SDPK was anticipated by many to come out on top in the election. Although when he assumed the presidency, Almazbek Atambayev, by law had to leave the SDPK–he is widely associated with the party regardless. Still, a coalition will need to be forged in order to form a government–none of the parties achieved a majority. It isn’t clear at this time how exactly that coalition will be shaped. The parties are not, as noted in previous reports, quite distinct with regard to their policy platforms.
Eurasianet reported that elections officials recorded turnout at 4 p.m. local time at 37.9 percent, markedly low. But 24.kg’s 10:30 p.m. report cites the Central Elections Commission saying that final turnout was closer to 60 percent.
For comparison, Kyrgyzstan’s last parliamentary election had a turnout of 56.59 percent of eligible voters and brought five parties into the parliament. SDPK (26 seats), Ar Namys (25), and Ata Meken (18) made up the latest ruling coalition, while Ata Zhurt (28) and Respublika (23) formed the opposition.
The opposition parties merged ahead of the election and several members of various parties defected, sometimes oddly in an ideological sense, as well. IWPR reported in mid-September that two prominent members of Ata Meken, seen as “pro-Western” defected to Ar Namys, viewed as leaning toward Moscow.

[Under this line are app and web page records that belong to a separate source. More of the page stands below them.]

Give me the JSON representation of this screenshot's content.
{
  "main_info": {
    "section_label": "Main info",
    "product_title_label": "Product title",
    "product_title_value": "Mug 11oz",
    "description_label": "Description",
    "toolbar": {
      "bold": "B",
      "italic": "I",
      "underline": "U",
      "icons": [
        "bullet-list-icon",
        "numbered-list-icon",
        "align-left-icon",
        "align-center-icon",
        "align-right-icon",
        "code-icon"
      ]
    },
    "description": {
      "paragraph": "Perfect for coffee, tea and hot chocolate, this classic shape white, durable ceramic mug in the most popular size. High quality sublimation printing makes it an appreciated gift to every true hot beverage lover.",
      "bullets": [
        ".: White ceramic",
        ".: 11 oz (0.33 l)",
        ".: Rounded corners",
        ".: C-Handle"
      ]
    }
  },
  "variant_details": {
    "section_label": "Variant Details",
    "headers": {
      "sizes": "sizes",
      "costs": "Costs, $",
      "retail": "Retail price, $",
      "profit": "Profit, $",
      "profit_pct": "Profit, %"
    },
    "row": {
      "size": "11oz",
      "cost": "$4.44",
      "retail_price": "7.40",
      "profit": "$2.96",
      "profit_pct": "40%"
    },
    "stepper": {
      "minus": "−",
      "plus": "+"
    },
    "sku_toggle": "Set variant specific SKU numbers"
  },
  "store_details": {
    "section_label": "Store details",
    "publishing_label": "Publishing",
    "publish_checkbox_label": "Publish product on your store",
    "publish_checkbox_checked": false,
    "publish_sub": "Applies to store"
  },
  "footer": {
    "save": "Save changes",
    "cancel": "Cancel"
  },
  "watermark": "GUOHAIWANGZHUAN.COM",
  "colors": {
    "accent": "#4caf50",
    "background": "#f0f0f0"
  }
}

RFE/RL’s Bruce Pannier said it was a surprise that six parties passed the threshold, “There was a thought that certainly one or two of the new parties might get in, but it is kind of unexpected that while the two top parties on the list are parties that are currently in the government, it is surprising that Ata-Meken (Fatherland), which is also in the government, has done so poorly.”
Another party that appears to have done poorly is Ar Namys, which despite holding 25 seats in the previous parliament did not earn more than 1 percent of the nationwide vote, according to 24.kg’s preliminary numbers.
The election, according to most accounts, went procedurally well. RFE/RL reported that according to the CEC “automatic ballot boxes didn’t work in 52 out of the country’s 2,374 polling stations.” While some (including myself) worried that technical issues with the biometric registration system would cause problems on election day, mercifully it seems the technology worked (largely) as intended.